**ENTRIES PROVIDED:**

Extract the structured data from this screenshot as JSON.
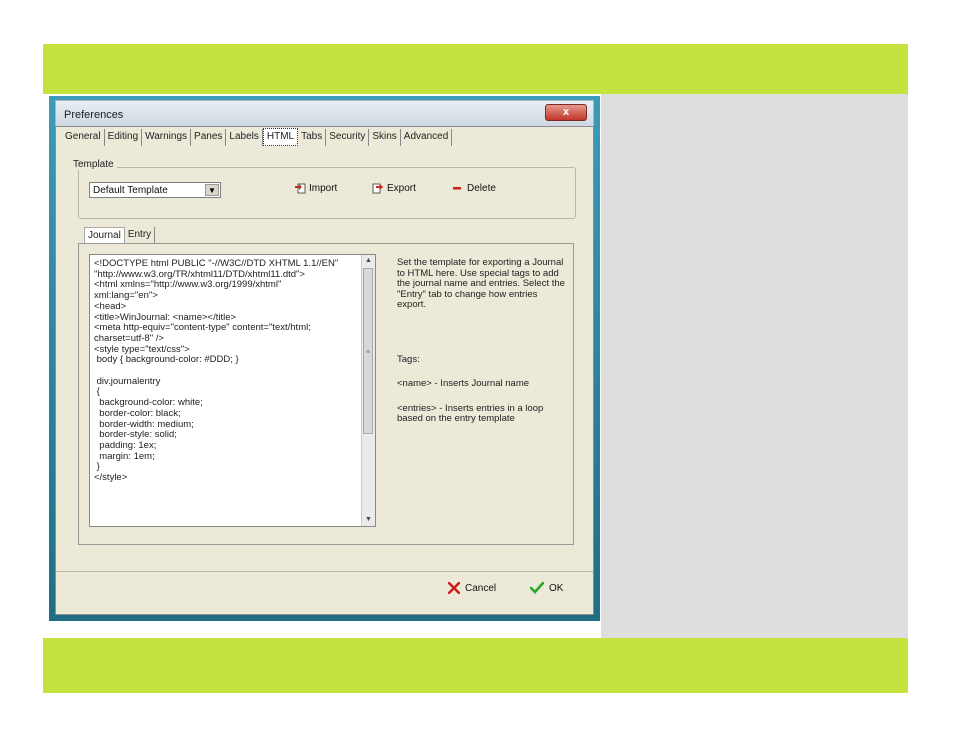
{
  "window": {
    "title": "Preferences",
    "close_label": "x"
  },
  "tabs": [
    "General",
    "Editing",
    "Warnings",
    "Panes",
    "Labels",
    "HTML",
    "Tabs",
    "Security",
    "Skins",
    "Advanced"
  ],
  "template_group": {
    "title": "Template",
    "selected": "Default Template",
    "import_label": "Import",
    "export_label": "Export",
    "delete_label": "Delete"
  },
  "subtabs": [
    "Journal",
    "Entry"
  ],
  "code": "<!DOCTYPE html PUBLIC \"-//W3C//DTD XHTML 1.1//EN\"\n\"http://www.w3.org/TR/xhtml11/DTD/xhtml11.dtd\">\n<html xmlns=\"http://www.w3.org/1999/xhtml\"\nxml:lang=\"en\">\n<head>\n<title>WinJournal: <name></title>\n<meta http-equiv=\"content-type\" content=\"text/html;\ncharset=utf-8\" />\n<style type=\"text/css\">\n body { background-color: #DDD; }\n\n div.journalentry\n {\n  background-color: white;\n  border-color: black;\n  border-width: medium;\n  border-style: solid;\n  padding: 1ex;\n  margin: 1em;\n }\n</style>",
  "help": {
    "intro": "Set the template for exporting a Journal to HTML here.  Use special tags to add the journal name and entries.  Select the \"Entry\" tab to change how entries export.",
    "tags_heading": "Tags:",
    "tag_name": "<name> - Inserts Journal name",
    "tag_entries": "<entries> - Inserts entries in a loop based on the entry template"
  },
  "buttons": {
    "cancel": "Cancel",
    "ok": "OK"
  },
  "colors": {
    "band": "#c5e33e",
    "panel": "#dedede"
  }
}
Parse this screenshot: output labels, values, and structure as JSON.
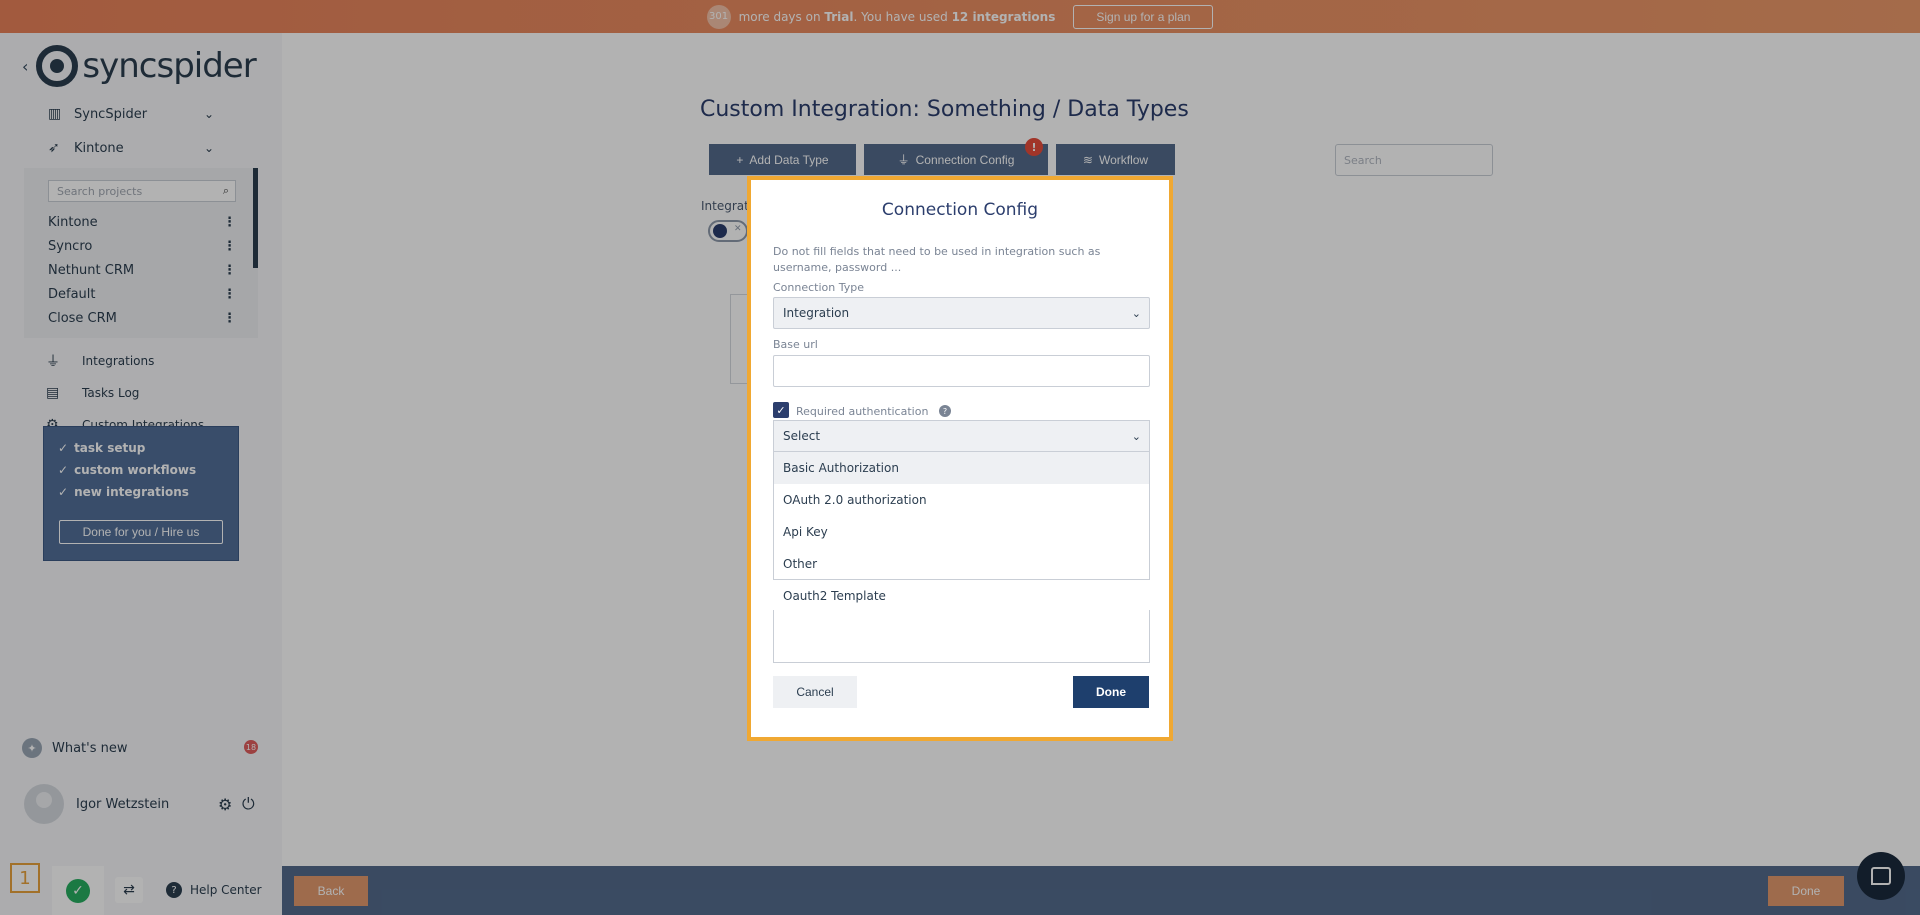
{
  "banner": {
    "days": "301",
    "text_before": "more days on",
    "trial": "Trial",
    "text_mid": ". You have used",
    "integrations_used": "12 integrations",
    "plan_button": "Sign up for a plan"
  },
  "sidebar": {
    "logo_text": "syncspider",
    "workspaces": [
      {
        "label": "SyncSpider",
        "icon": "building-icon"
      },
      {
        "label": "Kintone",
        "icon": "rocket-icon"
      }
    ],
    "search_placeholder": "Search projects",
    "projects": [
      "Kintone",
      "Syncro",
      "Nethunt CRM",
      "Default",
      "Close CRM"
    ],
    "nav": [
      {
        "label": "Integrations",
        "icon": "plug-icon"
      },
      {
        "label": "Tasks Log",
        "icon": "clipboard-icon"
      },
      {
        "label": "Custom Integrations",
        "icon": "gear-icon"
      }
    ],
    "promo": {
      "features": [
        "task setup",
        "custom workflows",
        "new integrations"
      ],
      "button": "Done for you / Hire us"
    },
    "whats_new": "What's new",
    "whats_new_count": "18",
    "user_name": "Igor Wetzstein",
    "help_center": "Help Center",
    "tray_number": "1"
  },
  "main": {
    "title": "Custom Integration: Something / Data Types",
    "toolbar": {
      "add": "Add Data Type",
      "connection": "Connection Config",
      "workflow": "Workflow",
      "alert": "!"
    },
    "search_placeholder": "Search",
    "integration_label": "Integrat",
    "back": "Back",
    "done": "Done"
  },
  "modal": {
    "title": "Connection Config",
    "note": "Do not fill fields that need to be used in integration such as username, password ...",
    "connection_type_label": "Connection Type",
    "connection_type_value": "Integration",
    "base_url_label": "Base url",
    "base_url_value": "",
    "required_auth_label": "Required authentication",
    "auth_select_value": "Select",
    "auth_options": [
      "Basic Authorization",
      "OAuth 2.0 authorization",
      "Api Key",
      "Other",
      "Oauth2 Template"
    ],
    "cancel": "Cancel",
    "done": "Done"
  },
  "colors": {
    "banner": "#e9825a",
    "primary": "#2c3e6d",
    "toolbar": "#536b8c",
    "accent_orange": "#e39a6e",
    "modal_border": "#f0a832",
    "alert": "#e74c3c"
  }
}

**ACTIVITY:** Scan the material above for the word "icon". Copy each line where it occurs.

**EXERCISE RESULT:**
        "icon": "building-icon"
        "icon": "rocket-icon"
        "icon": "plug-icon"
        "icon": "clipboard-icon"
        "icon": "gear-icon"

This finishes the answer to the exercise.